Each line below is to be copied out exactly, and none may be omitted.
◆ ◆ ◆ ◆
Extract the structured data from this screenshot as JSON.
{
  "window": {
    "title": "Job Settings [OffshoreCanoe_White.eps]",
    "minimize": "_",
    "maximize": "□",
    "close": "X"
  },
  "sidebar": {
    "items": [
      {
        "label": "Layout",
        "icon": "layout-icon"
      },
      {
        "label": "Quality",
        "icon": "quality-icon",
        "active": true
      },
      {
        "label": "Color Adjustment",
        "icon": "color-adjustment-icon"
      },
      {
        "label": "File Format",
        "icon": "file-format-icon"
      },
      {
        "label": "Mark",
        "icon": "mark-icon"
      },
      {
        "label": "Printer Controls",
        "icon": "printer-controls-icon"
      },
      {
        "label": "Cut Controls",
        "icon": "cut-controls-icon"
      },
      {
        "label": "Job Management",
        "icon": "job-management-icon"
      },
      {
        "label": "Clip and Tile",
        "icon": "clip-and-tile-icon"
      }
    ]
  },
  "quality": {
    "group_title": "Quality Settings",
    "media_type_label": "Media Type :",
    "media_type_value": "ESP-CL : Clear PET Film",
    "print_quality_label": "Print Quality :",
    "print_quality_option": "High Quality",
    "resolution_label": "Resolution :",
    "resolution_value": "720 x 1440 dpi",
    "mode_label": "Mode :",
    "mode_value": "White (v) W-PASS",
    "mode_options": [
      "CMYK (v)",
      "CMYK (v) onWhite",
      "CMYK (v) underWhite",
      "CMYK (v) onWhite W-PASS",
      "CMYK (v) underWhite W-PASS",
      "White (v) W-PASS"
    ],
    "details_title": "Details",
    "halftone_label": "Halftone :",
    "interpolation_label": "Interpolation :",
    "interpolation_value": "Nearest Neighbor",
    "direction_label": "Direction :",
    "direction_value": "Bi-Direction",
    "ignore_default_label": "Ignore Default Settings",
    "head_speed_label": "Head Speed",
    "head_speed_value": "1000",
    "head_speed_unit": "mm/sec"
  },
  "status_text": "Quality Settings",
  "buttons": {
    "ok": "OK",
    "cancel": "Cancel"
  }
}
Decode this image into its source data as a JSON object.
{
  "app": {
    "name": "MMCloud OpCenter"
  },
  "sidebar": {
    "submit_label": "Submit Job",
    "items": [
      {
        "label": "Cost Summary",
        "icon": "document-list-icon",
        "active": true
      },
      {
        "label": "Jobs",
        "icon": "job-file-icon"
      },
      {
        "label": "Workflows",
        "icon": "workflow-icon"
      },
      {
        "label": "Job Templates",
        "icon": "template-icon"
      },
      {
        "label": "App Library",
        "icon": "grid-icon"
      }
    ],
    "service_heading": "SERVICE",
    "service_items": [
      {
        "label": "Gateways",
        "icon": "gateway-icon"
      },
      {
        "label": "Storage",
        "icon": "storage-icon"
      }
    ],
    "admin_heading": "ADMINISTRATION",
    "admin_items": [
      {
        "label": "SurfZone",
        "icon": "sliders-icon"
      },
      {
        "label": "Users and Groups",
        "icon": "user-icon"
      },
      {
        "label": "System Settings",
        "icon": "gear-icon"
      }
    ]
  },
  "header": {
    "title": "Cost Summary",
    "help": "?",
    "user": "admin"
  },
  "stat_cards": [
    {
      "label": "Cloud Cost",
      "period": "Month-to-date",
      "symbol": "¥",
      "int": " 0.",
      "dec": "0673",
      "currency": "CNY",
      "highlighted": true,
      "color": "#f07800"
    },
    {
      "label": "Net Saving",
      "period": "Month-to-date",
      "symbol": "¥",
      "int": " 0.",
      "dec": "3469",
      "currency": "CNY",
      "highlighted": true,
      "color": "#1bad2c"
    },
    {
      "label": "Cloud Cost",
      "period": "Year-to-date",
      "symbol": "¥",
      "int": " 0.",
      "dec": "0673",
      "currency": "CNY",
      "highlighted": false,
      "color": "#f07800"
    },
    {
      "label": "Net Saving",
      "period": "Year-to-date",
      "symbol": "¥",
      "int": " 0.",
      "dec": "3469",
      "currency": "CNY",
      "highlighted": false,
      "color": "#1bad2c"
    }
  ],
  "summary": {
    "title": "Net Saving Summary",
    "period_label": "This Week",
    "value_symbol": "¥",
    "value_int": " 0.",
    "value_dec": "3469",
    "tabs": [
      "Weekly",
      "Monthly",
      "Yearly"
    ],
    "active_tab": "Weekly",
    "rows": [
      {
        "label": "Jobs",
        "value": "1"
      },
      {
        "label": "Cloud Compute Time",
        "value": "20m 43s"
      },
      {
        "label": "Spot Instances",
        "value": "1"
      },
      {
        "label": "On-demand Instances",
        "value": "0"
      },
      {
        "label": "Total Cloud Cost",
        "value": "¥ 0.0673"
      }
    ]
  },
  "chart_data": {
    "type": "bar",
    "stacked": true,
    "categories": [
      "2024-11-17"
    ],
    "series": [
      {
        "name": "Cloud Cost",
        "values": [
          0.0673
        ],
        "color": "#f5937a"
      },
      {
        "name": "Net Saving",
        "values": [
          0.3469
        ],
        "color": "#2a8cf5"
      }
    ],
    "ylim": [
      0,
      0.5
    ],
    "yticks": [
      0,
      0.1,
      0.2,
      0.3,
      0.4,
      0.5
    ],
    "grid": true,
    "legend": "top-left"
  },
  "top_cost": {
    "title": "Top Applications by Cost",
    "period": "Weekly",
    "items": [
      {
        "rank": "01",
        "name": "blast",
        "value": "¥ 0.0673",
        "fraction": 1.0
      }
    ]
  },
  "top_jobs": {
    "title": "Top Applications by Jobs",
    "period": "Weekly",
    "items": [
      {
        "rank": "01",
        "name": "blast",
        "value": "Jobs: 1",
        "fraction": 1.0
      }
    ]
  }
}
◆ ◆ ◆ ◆
» Task output
Extract the structured data from this screenshot as JSON.
{
  "window": {
    "title": "Job Settings [OffshoreCanoe_White.eps]",
    "minimize": "_",
    "maximize": "□",
    "close": "X"
  },
  "sidebar": {
    "items": [
      {
        "label": "Layout",
        "icon": "layout-icon"
      },
      {
        "label": "Quality",
        "icon": "quality-icon",
        "active": true
      },
      {
        "label": "Color Adjustment",
        "icon": "color-adjustment-icon"
      },
      {
        "label": "File Format",
        "icon": "file-format-icon"
      },
      {
        "label": "Mark",
        "icon": "mark-icon"
      },
      {
        "label": "Printer Controls",
        "icon": "printer-controls-icon"
      },
      {
        "label": "Cut Controls",
        "icon": "cut-controls-icon"
      },
      {
        "label": "Job Management",
        "icon": "job-management-icon"
      },
      {
        "label": "Clip and Tile",
        "icon": "clip-and-tile-icon"
      }
    ]
  },
  "quality": {
    "group_title": "Quality Settings",
    "media_type_label": "Media Type :",
    "media_type_value": "ESP-CL : Clear PET Film",
    "print_quality_label": "Print Quality :",
    "print_quality_option": "High Quality",
    "resolution_label": "Resolution :",
    "resolution_value": "720 x 1440 dpi",
    "mode_label": "Mode :",
    "mode_value": "White (v) W-PASS",
    "mode_options": [
      "CMYK (v)",
      "CMYK (v) onWhite",
      "CMYK (v) underWhite",
      "CMYK (v) onWhite W-PASS",
      "CMYK (v) underWhite W-PASS",
      "White (v) W-PASS"
    ],
    "details_title": "Details",
    "halftone_label": "Halftone :",
    "interpolation_label": "Interpolation :",
    "interpolation_value": "Nearest Neighbor",
    "direction_label": "Direction :",
    "direction_value": "Bi-Direction",
    "ignore_default_label": "Ignore Default Settings",
    "head_speed_label": "Head Speed",
    "head_speed_value": "1000",
    "head_speed_unit": "mm/sec"
  },
  "status_text": "Quality Settings",
  "buttons": {
    "ok": "OK",
    "cancel": "Cancel"
  }
}
Decode this image into its source data as a JSON object.
{
  "app": {
    "name": "MMCloud OpCenter"
  },
  "sidebar": {
    "submit_label": "Submit Job",
    "items": [
      {
        "label": "Cost Summary",
        "icon": "document-list-icon",
        "active": true
      },
      {
        "label": "Jobs",
        "icon": "job-file-icon"
      },
      {
        "label": "Workflows",
        "icon": "workflow-icon"
      },
      {
        "label": "Job Templates",
        "icon": "template-icon"
      },
      {
        "label": "App Library",
        "icon": "grid-icon"
      }
    ],
    "service_heading": "SERVICE",
    "service_items": [
      {
        "label": "Gateways",
        "icon": "gateway-icon"
      },
      {
        "label": "Storage",
        "icon": "storage-icon"
      }
    ],
    "admin_heading": "ADMINISTRATION",
    "admin_items": [
      {
        "label": "SurfZone",
        "icon": "sliders-icon"
      },
      {
        "label": "Users and Groups",
        "icon": "user-icon"
      },
      {
        "label": "System Settings",
        "icon": "gear-icon"
      }
    ]
  },
  "header": {
    "title": "Cost Summary",
    "help": "?",
    "user": "admin"
  },
  "stat_cards": [
    {
      "label": "Cloud Cost",
      "period": "Month-to-date",
      "symbol": "¥",
      "int": " 0.",
      "dec": "0673",
      "currency": "CNY",
      "highlighted": true,
      "color": "#f07800"
    },
    {
      "label": "Net Saving",
      "period": "Month-to-date",
      "symbol": "¥",
      "int": " 0.",
      "dec": "3469",
      "currency": "CNY",
      "highlighted": true,
      "color": "#1bad2c"
    },
    {
      "label": "Cloud Cost",
      "period": "Year-to-date",
      "symbol": "¥",
      "int": " 0.",
      "dec": "0673",
      "currency": "CNY",
      "highlighted": false,
      "color": "#f07800"
    },
    {
      "label": "Net Saving",
      "period": "Year-to-date",
      "symbol": "¥",
      "int": " 0.",
      "dec": "3469",
      "currency": "CNY",
      "highlighted": false,
      "color": "#1bad2c"
    }
  ],
  "summary": {
    "title": "Net Saving Summary",
    "period_label": "This Week",
    "value_symbol": "¥",
    "value_int": " 0.",
    "value_dec": "3469",
    "tabs": [
      "Weekly",
      "Monthly",
      "Yearly"
    ],
    "active_tab": "Weekly",
    "rows": [
      {
        "label": "Jobs",
        "value": "1"
      },
      {
        "label": "Cloud Compute Time",
        "value": "20m 43s"
      },
      {
        "label": "Spot Instances",
        "value": "1"
      },
      {
        "label": "On-demand Instances",
        "value": "0"
      },
      {
        "label": "Total Cloud Cost",
        "value": "¥ 0.0673"
      }
    ]
  },
  "chart_data": {
    "type": "bar",
    "stacked": true,
    "categories": [
      "2024-11-17"
    ],
    "series": [
      {
        "name": "Cloud Cost",
        "values": [
          0.0673
        ],
        "color": "#f5937a"
      },
      {
        "name": "Net Saving",
        "values": [
          0.3469
        ],
        "color": "#2a8cf5"
      }
    ],
    "ylim": [
      0,
      0.5
    ],
    "yticks": [
      0,
      0.1,
      0.2,
      0.3,
      0.4,
      0.5
    ],
    "grid": true,
    "legend": "top-left"
  },
  "top_cost": {
    "title": "Top Applications by Cost",
    "period": "Weekly",
    "items": [
      {
        "rank": "01",
        "name": "blast",
        "value": "¥ 0.0673",
        "fraction": 1.0
      }
    ]
  },
  "top_jobs": {
    "title": "Top Applications by Jobs",
    "period": "Weekly",
    "items": [
      {
        "rank": "01",
        "name": "blast",
        "value": "Jobs: 1",
        "fraction": 1.0
      }
    ]
  }
}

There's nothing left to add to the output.